David John Bartlett

Yeah good shout guys, I also use east west a lot. NI and heavyocity too are great. Wondering what people’s opinions were on garritan? I’ve heard mixed opinions.

Mark Gosney

I used Garritan back in the day, I thinks it’s gotten a little better over the years, but not compatible to East / West, Cinesamples, Spitfire, etc.

Linwood Bell

The stuff I use most...Spitfire, Spectrasonics, Toontrack...

Joel Irwin

My primary is Cinesamples. I also use Miroslav (though not the one with its own sampler which I own - I also own the original Gigastudio version which I converted to Kontakt). I have over a dozen pianos, but my primary is based on a Yamaha called 7CG (from Sampletekk). My drums sets (with drum maps) come from Abbey Road Drums and I have many other sets I have accumulated over the years (some converted from Gigastudio sets) including but not limited to sets from Big Fish, Dan Dean, Ventus, a Hammond, and a Yamaha Motif XS.

At some point along the way, I am considering Vienna but I am not a big fan of security hardware/dongles or software.

I much prefer getting the sounds/articulations done simply (and by default if necessary). I don't like getting techie with my samples and having to learn tweaks to get the sound and articulation I want to hear.

Jonathan Price

It's always evolving, but my current basic orchestral template is this:

WW-AudioModeling SWAM, using a Yamaha WX5 wind controller and MIR Pro with Teldex Studio, with CAGE, UIST, and THRILL for fx

BR-same as WW, but with SampleModeling instead of AudioModeling

TIMP, GC, TAM-Spitfire Hans Zimmer Percussion

XYLO, MAR, GLOCK-Spitfire Ricotti Mallets

VIBES-Soniccouture Vibraphone

CHIMES, CYMB, PIATTI, TRI, SNARES-Hollywood Orchestra Percussion Diamond

TOMS-8Dio Epic Toms Ensemble

SHAKER, TAMB-Wavesfactory Sharine

HARP 1-Spitfire Skaila Kanga Harp Redux

HARP 2-Chocolate Audio Glissando Concert Harp

PNO-Piano in Blue for solo, EW Pianos Platinum-Bosendorfer for orchestral blend

CEL-Sonokinetic Celesta

CHOIR-8Dio Requiem Professional for epic, FluffyAudio Dominus for intimate

STR-Spitfire: Chamber Strings with TouchOSC/UACC for articulation switching, LCOS, EVO, and Tundra; for effects: CASE, CAGE, UIST, and THRILL; for solo/1st chair: Embertone, SWAM, and CSSS; and I sometimes use Hollywood Strings Diamond and CSS

Alistair Melville

I started with East West but as my ears become more acute I am moving towards Spitfire Audio.

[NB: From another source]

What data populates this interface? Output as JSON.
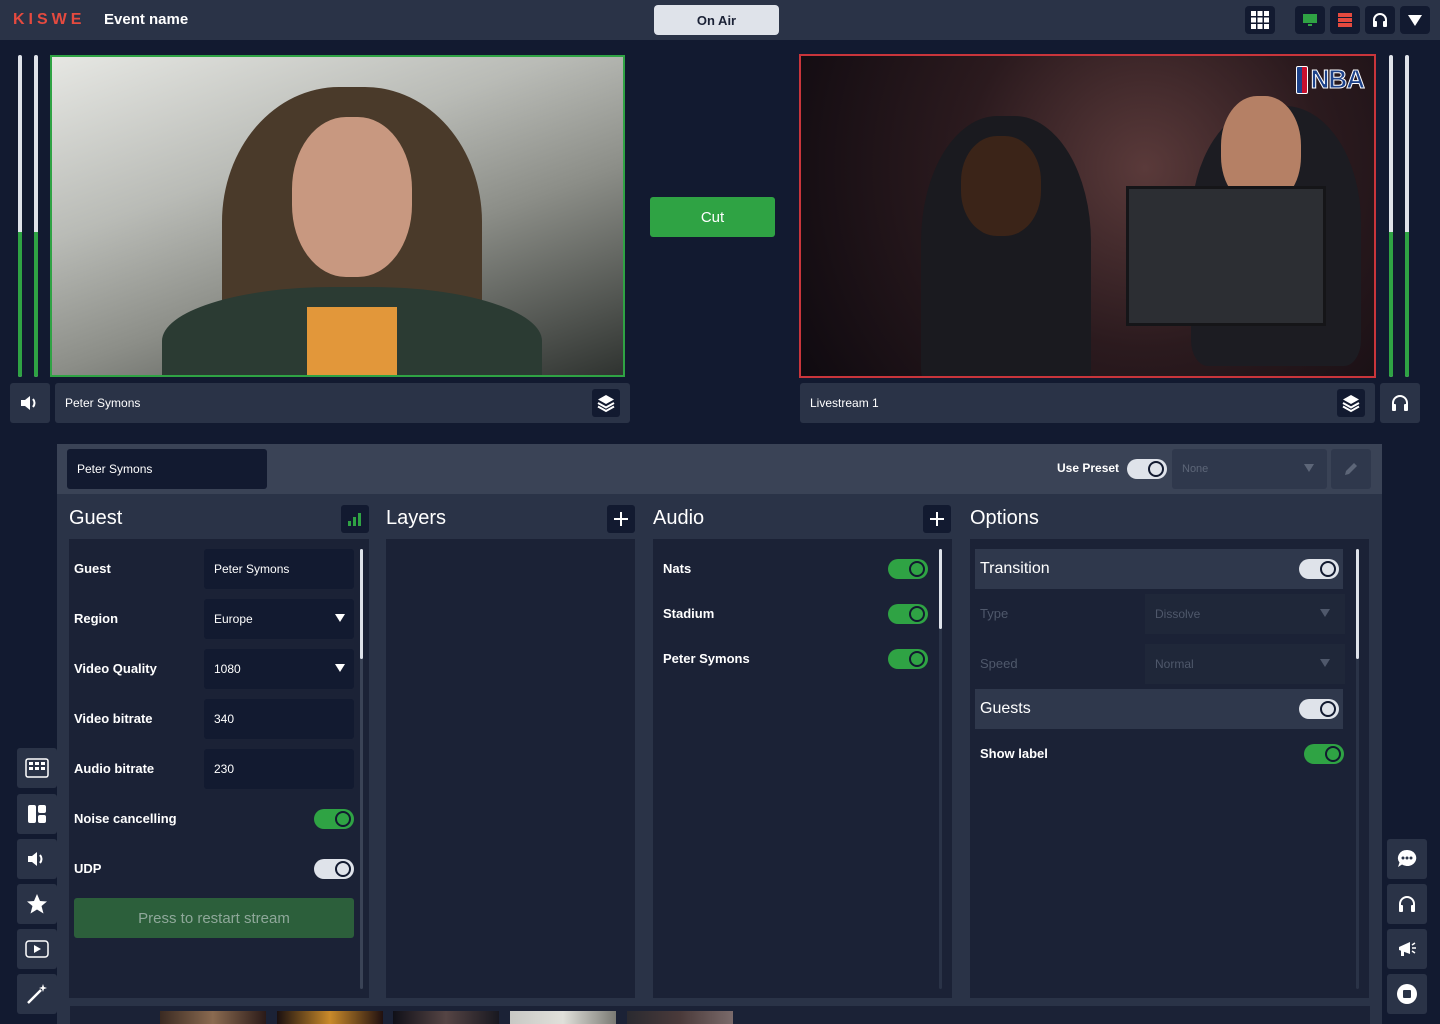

Just listen to the Chamber Strings Library and the Symphonic Strings Libraries ...warm and very detailed. I also use Emotional Cello and the just released Emotional Violin for solo strings, again very warm and detailed to my ears. It all comes down to personal taste I guess.

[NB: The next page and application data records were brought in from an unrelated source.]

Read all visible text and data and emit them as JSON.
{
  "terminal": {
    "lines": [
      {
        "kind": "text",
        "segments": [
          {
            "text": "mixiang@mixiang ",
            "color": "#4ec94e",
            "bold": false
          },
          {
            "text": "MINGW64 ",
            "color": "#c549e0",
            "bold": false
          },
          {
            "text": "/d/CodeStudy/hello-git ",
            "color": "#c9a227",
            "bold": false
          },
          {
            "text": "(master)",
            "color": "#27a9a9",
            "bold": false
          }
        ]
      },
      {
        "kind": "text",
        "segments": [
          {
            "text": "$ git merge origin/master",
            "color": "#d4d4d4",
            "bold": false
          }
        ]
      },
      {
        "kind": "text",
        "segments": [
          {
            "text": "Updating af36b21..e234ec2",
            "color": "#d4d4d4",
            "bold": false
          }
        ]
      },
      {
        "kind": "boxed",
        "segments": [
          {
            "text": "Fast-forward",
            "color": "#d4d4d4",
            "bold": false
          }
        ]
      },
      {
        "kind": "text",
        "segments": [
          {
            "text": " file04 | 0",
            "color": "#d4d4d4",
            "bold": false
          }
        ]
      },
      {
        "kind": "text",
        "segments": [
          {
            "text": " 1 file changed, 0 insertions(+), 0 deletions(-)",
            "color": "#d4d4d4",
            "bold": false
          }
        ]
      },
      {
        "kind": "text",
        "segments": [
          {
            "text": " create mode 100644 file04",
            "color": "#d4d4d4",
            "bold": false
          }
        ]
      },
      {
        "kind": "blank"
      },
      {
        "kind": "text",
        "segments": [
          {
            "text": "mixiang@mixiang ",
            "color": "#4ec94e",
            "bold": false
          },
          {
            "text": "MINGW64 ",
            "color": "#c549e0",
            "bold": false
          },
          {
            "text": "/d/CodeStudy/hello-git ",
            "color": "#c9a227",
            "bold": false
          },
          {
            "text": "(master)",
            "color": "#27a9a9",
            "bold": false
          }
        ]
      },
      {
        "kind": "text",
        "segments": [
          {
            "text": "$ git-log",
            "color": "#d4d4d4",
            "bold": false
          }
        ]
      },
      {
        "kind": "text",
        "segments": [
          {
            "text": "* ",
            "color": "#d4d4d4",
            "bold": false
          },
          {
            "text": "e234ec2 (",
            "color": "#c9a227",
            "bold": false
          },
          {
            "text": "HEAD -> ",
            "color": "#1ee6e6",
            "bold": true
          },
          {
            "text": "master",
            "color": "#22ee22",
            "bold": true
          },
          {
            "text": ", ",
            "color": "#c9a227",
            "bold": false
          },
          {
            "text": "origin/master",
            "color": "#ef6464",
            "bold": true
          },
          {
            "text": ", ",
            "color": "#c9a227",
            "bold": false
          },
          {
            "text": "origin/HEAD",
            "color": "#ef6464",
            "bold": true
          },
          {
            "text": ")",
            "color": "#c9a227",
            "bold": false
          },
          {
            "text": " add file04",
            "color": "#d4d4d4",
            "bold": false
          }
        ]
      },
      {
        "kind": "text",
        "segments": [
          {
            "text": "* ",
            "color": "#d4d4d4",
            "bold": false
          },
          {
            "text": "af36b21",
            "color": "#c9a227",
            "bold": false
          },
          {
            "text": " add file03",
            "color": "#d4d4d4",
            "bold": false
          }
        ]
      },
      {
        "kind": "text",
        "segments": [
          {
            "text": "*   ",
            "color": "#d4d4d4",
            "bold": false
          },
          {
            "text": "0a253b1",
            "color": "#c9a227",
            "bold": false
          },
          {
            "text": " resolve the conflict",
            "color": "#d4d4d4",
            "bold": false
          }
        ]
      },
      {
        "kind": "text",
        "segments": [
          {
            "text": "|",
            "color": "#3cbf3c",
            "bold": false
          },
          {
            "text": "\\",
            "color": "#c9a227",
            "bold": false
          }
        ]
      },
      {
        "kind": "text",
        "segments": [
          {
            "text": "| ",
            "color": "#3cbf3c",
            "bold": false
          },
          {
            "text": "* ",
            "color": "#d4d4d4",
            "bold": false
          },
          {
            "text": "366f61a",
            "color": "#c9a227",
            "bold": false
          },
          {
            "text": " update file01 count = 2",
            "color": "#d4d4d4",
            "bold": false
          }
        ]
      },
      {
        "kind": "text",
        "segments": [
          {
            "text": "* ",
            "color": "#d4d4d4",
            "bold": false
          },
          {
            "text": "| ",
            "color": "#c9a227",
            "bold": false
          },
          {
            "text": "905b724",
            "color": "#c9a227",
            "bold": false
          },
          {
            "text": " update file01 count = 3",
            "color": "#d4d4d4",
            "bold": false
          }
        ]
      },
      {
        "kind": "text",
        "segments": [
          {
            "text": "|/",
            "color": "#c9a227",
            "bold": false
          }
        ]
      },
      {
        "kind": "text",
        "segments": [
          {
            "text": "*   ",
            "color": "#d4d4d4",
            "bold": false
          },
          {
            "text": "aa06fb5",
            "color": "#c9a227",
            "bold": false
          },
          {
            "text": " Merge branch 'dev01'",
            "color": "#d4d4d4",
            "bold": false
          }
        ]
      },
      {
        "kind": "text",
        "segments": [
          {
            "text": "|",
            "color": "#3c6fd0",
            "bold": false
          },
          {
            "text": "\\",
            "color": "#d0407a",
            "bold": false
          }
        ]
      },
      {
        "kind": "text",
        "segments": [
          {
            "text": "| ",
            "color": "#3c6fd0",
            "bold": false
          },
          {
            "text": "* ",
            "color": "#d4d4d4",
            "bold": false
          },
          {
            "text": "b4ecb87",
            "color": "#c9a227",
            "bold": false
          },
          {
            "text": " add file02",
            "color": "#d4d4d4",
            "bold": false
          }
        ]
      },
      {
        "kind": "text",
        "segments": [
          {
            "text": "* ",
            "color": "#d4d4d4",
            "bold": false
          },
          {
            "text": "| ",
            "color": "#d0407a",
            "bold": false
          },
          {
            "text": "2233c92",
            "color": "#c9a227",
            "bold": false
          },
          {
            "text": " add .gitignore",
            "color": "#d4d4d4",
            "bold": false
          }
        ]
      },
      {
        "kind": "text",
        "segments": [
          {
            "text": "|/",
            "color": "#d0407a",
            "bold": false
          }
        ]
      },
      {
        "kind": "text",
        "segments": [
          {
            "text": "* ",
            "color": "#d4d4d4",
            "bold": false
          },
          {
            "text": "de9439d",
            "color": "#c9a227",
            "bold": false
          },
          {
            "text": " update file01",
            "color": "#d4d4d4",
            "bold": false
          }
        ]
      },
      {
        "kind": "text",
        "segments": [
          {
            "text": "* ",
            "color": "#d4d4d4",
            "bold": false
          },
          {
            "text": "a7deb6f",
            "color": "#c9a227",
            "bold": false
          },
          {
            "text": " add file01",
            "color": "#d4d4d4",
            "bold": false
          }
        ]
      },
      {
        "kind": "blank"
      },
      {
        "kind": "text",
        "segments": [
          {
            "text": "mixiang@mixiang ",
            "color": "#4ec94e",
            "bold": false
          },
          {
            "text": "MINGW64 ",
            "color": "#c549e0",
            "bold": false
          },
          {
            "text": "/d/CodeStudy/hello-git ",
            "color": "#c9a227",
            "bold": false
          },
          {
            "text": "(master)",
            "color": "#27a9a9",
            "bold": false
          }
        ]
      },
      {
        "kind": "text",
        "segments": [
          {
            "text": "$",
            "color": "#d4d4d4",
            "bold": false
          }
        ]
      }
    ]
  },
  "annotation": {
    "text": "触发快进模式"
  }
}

Chris Joye

This is kind of like asking "what is the best car?" or "which brand of butter is best?". It can be very subjective, but also be limited to people's budgets. If you could buy everything Spitfire sample library, those might be the best to some people's ears, or all of Cinesamples... or, you buy Garritan or use Logic's built in library..

There are companies that make better quality ones over others, but there are also a lot of these companies as well. Some of the top ones being Spitfire, 8dio, Cinesamples, East West... Most have demos you can download and try out. Don't be fooled by the demo tracks, video demos, or other marketing tricks that have been polished, processed more and done by high quality composers and engineers. Look for the Library Walk Throughs, where they play a couple notes bare bones from the keyboard, or build a demo track straight from the player.

Other topics in Composing:

register for stage 32 Register / Log In